[SINGAPORE] As the world tries to curb carbon emissions, Singapore could be a testing ground for new ideas on how to reduce energy use through data and urban design, according to Chan Chun Sing, its trade and industry minister.
Singapore is using data on how different industries and segments of the population use energy to optimise its electricity system, Mr Chan said in a Bloomberg Television interview. It's also experimenting with how designs and material choice in buildings can reduce energy consumption, such as for air conditioning.
The city-state of about 5 million people is small enough that it can make changes to its power grid at a system level, yet large enough that the lessons from those tweaks can be applied to larger markets, Mr Chan said. That will allow Singapore to share its experience with the rest of the world.
"We are not too big and not too small," Mr Chan said in the Thursday interview. "We are in what we call a 'Goldilocks' position with a city of 5 million where you can try many of these new and innovative solutions."
Singapore has shifted its electricity mix over the past century from coal to oil to natural gas, which now generates about 95 per cent of the country's power. The government announced ambitious plans last year to grow peak solar generation to 2 gigawatts by 2025 from about 140 megawatts in 2017.
The government also plans to impose a S$5 a ton carbon tax from 2020. The fee will affect large industrial facilities that produce 25,000 tons or more of greenhouse gases a year, such as oil refineries and power plants.

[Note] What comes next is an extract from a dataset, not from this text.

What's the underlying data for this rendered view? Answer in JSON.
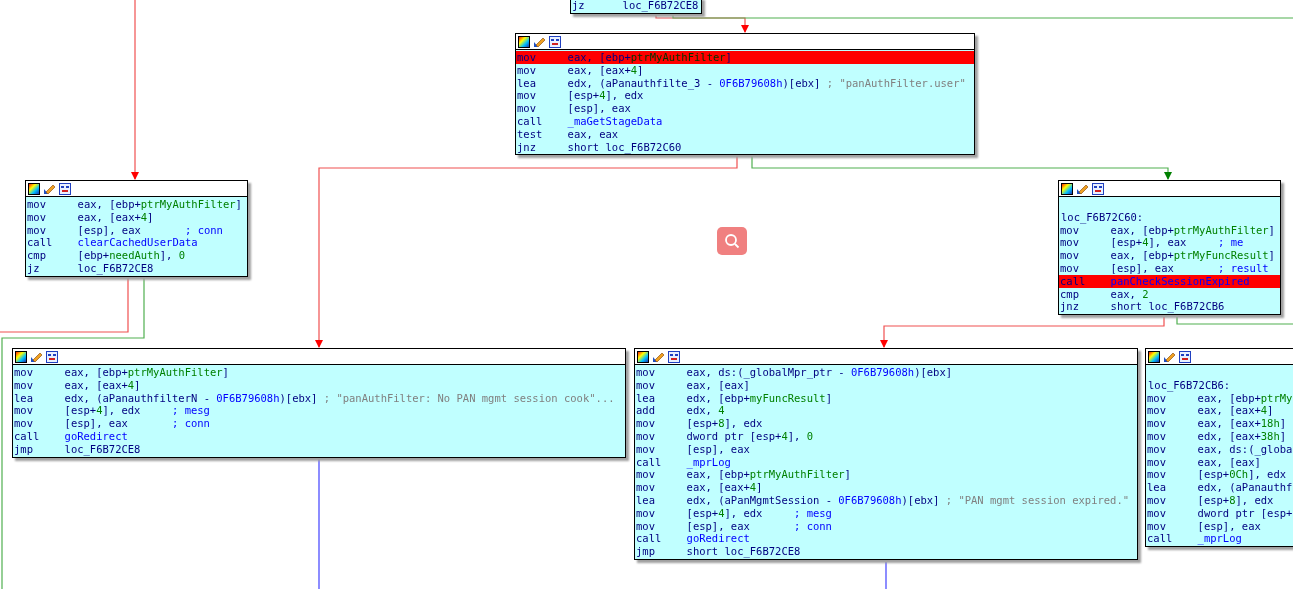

The revenue from the tax would be used to fund more efficient energy production and to help companies improve energy efficiency.
Singapore has long been one of the world's largest oil refining and trading hubs, and the carbon tax could reduce profit margins at those plants by about 3 per cent in 2020, according to energy consultancy Wood Mackenzie Ltd. Mr Chan said those plants operate in a relatively more environmentally friendly way than those in other parts of the world.
"We are producing in a more efficient way for the rest of the world," he said. "If those products are not produced in Singapore, they would have been produced somewhere else, probably with less efficient, less green, less clean methods."